Elizabeth Hofheinz, M.P.H., M.Ed. • Mon, April 9th, 2018
With a substantial portion of the U.S. population living near water, it would seem natural to look into orthopedic injuries occurring from watercraft-related accidents.
A team of researchers from Florida has done just that. Their work, “Orthopaedic Watercraft Injuries: Characterization of Mechanisms, Fractures, and Complications in 216 Injuries,” appears in the April 2018 edition of the Journal of Orthopaedic Trauma.
Hassan Mir, M.D., M.B.A., with the Orthopaedic Trauma Service at the Florida Orthopaedic Institute in Tampa and co-author on this retrospective case series told OTW, “We treat a high number of these injuries in Tampa given the popularity of watercraft use in both saltwater and freshwater in our area. This is the largest reported series of orthopedic injuries from watercraft.”
The authors wrote, “…data were collected from January 1, 1998 to December 31, 2015, for patients including demographics, watercraft type, mechanism of injury, fracture pattern, infection, organisms, union, and amputation….”
“There were 130 closed fracture (60%) and 86 open fractures (40%). There were 146 lower extremity injuries, 49 (23%) upper extremity injuries, and 21 (10%) pelvic injuries. The overall postoperative infection rate was 9% (20/216) and was commonly polymicrobial in nature. The postoperative infection rate in closed fractures was 4% (5/130) and the postoperative infection rate in open fractures was 17% (15/86)….”

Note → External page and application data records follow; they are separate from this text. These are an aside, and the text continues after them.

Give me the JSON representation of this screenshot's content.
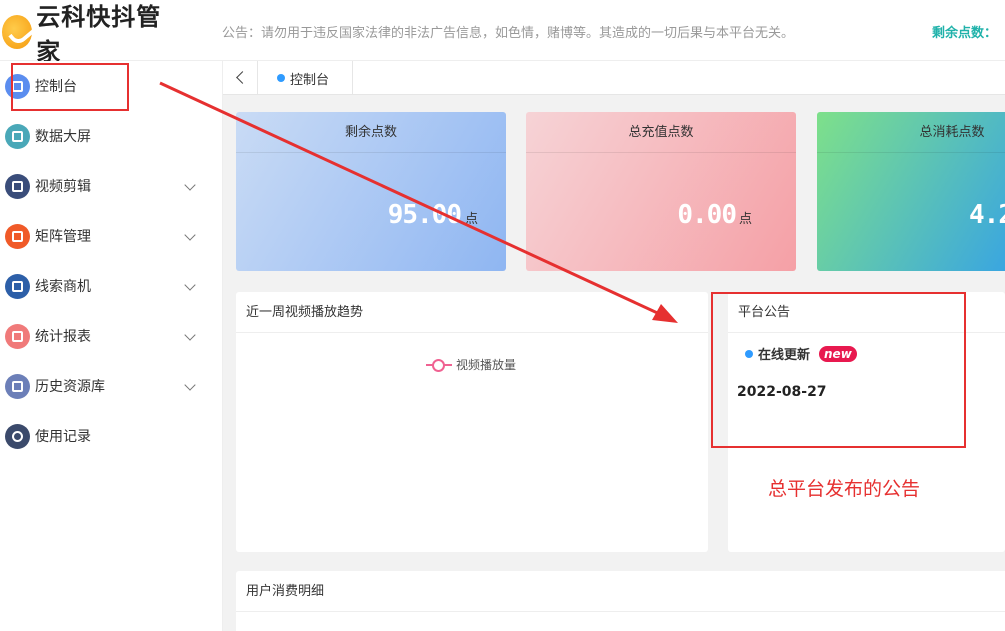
{
  "header": {
    "logo_text": "云科快抖管家",
    "notice": "公告：请勿用于违反国家法律的非法广告信息，如色情，赌博等。其造成的一切后果与本平台无关。",
    "points_label": "剩余点数："
  },
  "sidebar": {
    "items": [
      {
        "label": "控制台",
        "icon": "dashboard-icon",
        "color": "#5b8def",
        "expandable": false
      },
      {
        "label": "数据大屏",
        "icon": "screen-icon",
        "color": "#4aa8b8",
        "expandable": false
      },
      {
        "label": "视频剪辑",
        "icon": "video-edit-icon",
        "color": "#3a4d7a",
        "expandable": true
      },
      {
        "label": "矩阵管理",
        "icon": "matrix-icon",
        "color": "#f05a28",
        "expandable": true
      },
      {
        "label": "线索商机",
        "icon": "leads-icon",
        "color": "#2d5fa8",
        "expandable": true
      },
      {
        "label": "统计报表",
        "icon": "report-icon",
        "color": "#f07a7a",
        "expandable": true
      },
      {
        "label": "历史资源库",
        "icon": "library-icon",
        "color": "#6c7fb8",
        "expandable": true
      },
      {
        "label": "使用记录",
        "icon": "clock-icon",
        "color": "#3b4a6b",
        "expandable": false
      }
    ]
  },
  "tabs": {
    "active_label": "控制台"
  },
  "cards": [
    {
      "title": "剩余点数",
      "value": "95.00",
      "unit": "点",
      "gradient": [
        "#c9dbf5",
        "#8fb6f2"
      ]
    },
    {
      "title": "总充值点数",
      "value": "0.00",
      "unit": "点",
      "gradient": [
        "#f6d3d6",
        "#f5a0a6"
      ]
    },
    {
      "title": "总消耗点数",
      "value": "4.2",
      "unit": "",
      "gradient": [
        "#7ee08a",
        "#3aa6e0"
      ]
    }
  ],
  "trend_panel": {
    "title": "近一周视频播放趋势",
    "legend": "视频播放量"
  },
  "announcement_panel": {
    "title": "平台公告",
    "item_label": "在线更新",
    "badge": "new",
    "date": "2022-08-27"
  },
  "annotation": {
    "label": "总平台发布的公告",
    "color": "#e63030"
  },
  "detail_panel": {
    "title": "用户消费明细"
  }
}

Dr. Mir told OTW, “These injuries can be devastating in nature and difficult to manage, particularly when they are open (40%). There is a high rate of postoperative infection (17%), nonunion (8%), and amputation (16%) associated with open orthopedic watercraft fractures.”
“People need to follow proper safety precautions in the water. In addition, patients and their families should be counseled on the high risk of complications when they sustain open fractures in the water.”